Resources / Rhode Island Stories

Garden Time

The Challenge

There are very few outdoor-based, restorative educational programs provided to incarcerated Rhode Islanders. If and when individuals are released, support networks and hiring opportunities are often extremely limited.

The Approach

Through gardening programs, incarcerated individuals learn how to grow their own food, practice sustainable agriculture, and gain experience in landscaping, horticulture, and workplace skills. Graduates of the men’s medium security facility’s program are connected to a network of mentors for employment and services following their release.

By The Numbers

Since 2011, Garden Time participants have grown thousands of pounds of fresh produce  for prison kitchens. Their harvest feeds hundreds of incarcerated Rhode Islanders.

  • Incarcerated Men and Women Taught to Grow Food: 300 +
  • Total Garden Time Program Participants per year: 35-40
  • Garden Time to Work Program Participants per year: 18
  • Garden Time to Work Program Duration: 35 weeks
  • Rhode Island Adult Correctional Institution Facilities Reached: 3
  • Current Number of Gardens at the RI ACI: 2
  • Growing Seasons: 10

Ensure Food Security for All Rhode Islanders

Garden Time provides resources for success beyond the garden, equipping participants with knowledge to increase food security and financial stability.
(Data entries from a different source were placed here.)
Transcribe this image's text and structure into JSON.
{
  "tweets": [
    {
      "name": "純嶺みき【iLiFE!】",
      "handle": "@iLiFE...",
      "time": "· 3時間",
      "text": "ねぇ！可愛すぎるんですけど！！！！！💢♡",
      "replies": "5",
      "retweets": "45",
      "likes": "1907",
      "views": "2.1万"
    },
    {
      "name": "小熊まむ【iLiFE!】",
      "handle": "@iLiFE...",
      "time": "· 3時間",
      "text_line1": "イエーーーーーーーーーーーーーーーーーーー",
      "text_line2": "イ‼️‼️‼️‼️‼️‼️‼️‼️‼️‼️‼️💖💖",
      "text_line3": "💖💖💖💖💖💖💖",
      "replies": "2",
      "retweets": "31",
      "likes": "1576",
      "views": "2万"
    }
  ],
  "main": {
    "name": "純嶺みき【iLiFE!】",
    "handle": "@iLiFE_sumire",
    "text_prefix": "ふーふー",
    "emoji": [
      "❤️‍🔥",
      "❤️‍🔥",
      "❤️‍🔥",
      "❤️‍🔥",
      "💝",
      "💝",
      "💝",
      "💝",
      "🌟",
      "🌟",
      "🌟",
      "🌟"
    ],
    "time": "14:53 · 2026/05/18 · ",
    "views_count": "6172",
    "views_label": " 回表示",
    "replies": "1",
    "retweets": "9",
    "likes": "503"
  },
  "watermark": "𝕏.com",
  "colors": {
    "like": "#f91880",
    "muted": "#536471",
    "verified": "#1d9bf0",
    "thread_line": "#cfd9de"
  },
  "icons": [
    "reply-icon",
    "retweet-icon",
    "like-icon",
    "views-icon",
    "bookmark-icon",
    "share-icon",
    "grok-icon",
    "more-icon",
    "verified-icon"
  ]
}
It also supports Rhode Island food businesses and farms by training a future workforce for employment in agriculture.

Program Description

Behind a barbed wire fence at the Rhode Island Adult Correctional Institutions, a patch of land teems with basil, tomatoes, and radishes. Rooted here is a different kind of security, one centered around food and community.
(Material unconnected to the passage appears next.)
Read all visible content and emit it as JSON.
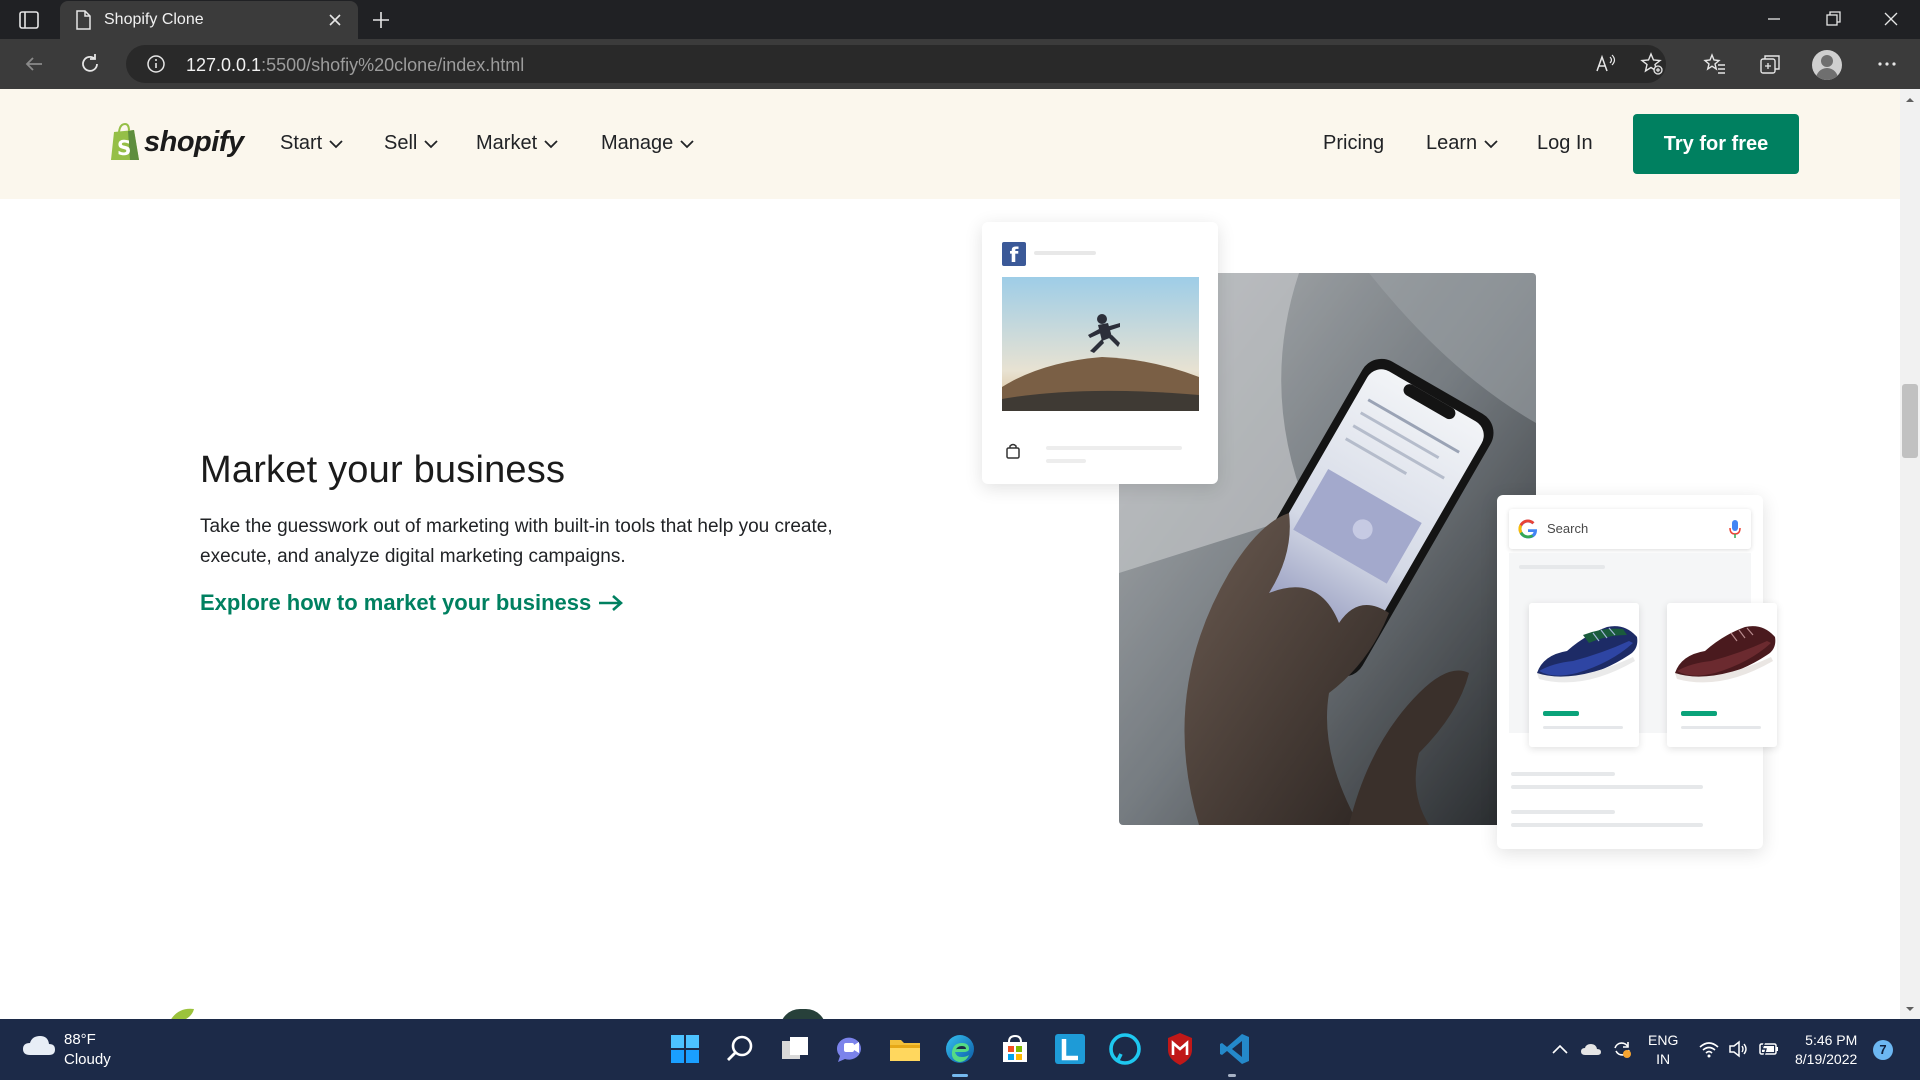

Through Garden Time, incarcerated individuals, guest experts, local volunteers, and directors Kate Lacouture and Vera Bowen have transformed formerly vacant prison yards into gardens. Two plots exist, one at the men’s maximum security facility (since 2011) and one at the men’s medium security facility (since 2014). In addition to cultivating knowledge of soil preparation, crop harvesting, and landscaping, the program’s gardens yield fresh produce that feeds the incarcerated population. Gardening provides a therapeutic reconnection to the natural world and is a powerful way to improve quality of life, especially from a sensory perspective. From arugula to garlic, participants use flavorful foods to complement meals from facility kitchens, where often, the only seasoning provided by taxpayer dollars is salt. Nutrition education and planting guides go along with hands-on teaching of sustainable agriculture, supporting physically healthy and economically independent lifestyles into the future.

Garden Time also began a green-industry vocational training program for the men’s medium security facility in 2017, equipping participants with agricultural and workplace skills for jobs in forestry, farming, and beyond. Because incarcerated people do not have access to the Internet at Rhode Island Correctional Institutions, they are provided with hard copies of the Garden Time Reentry Planning Guide, which includes further training opportunities, connections through the program, and job interview tips. Once released, Garden Time participants have access to a support network of advisors, as well as chromebook computers, to help navigate hiring opportunities and other aspects of societal re-entry.

Future Plans

Due to COVID-19, Rhode Island Correctional Institutions are currently closed to all visitors. However, this spring, Garden Time provided materials to make a container garden at the women’s correctional facility. This summer they are building a re-entry community garden specifically for their program graduates and other formerly incarcerated people at the OpenDoors Resource Center. They are continuing to expand their Garden Time to Work pre-employment program by developing an urban forestry pre-apprenticeship opportunity. They continue to support released participants in job searches and formal certification programs.

This Rhode Island Story was prepared by Nicole Burns.